== Activity ==
Search the listing below for the string "banner", then copy every line it appears in.

== Task material ==
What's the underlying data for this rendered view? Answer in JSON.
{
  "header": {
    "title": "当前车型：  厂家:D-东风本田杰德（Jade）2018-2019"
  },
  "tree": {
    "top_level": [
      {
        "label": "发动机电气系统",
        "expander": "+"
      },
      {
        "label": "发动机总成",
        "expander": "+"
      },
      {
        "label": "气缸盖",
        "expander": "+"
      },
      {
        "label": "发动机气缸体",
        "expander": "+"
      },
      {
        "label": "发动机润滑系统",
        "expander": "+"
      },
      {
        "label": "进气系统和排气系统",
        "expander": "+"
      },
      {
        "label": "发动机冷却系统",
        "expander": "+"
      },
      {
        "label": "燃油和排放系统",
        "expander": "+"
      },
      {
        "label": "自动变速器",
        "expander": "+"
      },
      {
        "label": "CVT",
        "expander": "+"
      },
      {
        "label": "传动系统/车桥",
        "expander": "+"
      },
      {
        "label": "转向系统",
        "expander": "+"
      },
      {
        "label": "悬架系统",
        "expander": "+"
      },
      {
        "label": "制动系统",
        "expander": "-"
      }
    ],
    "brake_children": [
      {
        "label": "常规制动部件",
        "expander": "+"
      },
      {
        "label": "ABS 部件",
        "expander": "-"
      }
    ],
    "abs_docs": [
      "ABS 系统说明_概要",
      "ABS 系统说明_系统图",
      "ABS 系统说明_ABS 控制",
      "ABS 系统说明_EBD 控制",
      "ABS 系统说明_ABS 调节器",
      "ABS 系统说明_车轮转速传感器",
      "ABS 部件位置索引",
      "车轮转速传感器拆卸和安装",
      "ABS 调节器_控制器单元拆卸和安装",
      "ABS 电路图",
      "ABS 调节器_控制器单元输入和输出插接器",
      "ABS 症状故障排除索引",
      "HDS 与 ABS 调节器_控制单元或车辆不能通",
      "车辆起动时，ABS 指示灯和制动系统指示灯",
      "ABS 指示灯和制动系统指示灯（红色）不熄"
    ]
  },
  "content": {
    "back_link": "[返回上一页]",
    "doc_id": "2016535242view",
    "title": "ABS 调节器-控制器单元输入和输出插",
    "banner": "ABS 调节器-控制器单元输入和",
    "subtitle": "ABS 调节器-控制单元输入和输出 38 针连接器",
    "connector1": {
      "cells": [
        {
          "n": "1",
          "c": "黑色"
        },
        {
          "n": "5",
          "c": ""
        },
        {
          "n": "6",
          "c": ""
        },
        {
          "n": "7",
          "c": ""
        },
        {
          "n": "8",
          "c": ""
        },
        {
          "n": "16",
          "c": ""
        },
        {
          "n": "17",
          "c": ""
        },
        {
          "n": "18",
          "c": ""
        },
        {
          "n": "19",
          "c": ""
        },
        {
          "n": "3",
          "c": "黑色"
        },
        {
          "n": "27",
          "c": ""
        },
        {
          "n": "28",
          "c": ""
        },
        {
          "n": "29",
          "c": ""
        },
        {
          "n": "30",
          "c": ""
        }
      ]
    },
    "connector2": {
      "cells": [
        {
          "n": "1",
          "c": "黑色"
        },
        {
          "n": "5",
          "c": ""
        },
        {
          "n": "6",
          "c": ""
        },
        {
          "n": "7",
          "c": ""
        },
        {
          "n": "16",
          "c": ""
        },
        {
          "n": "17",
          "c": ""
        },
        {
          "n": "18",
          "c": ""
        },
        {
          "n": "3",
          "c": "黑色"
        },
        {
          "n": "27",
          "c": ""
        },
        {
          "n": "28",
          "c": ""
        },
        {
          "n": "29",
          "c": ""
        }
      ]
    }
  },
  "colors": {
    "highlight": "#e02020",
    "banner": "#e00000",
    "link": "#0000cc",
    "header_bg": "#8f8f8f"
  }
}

== Response to this task ==
    "banner": "ABS 调节器-控制器单元输入和",
    "banner": "#e00000",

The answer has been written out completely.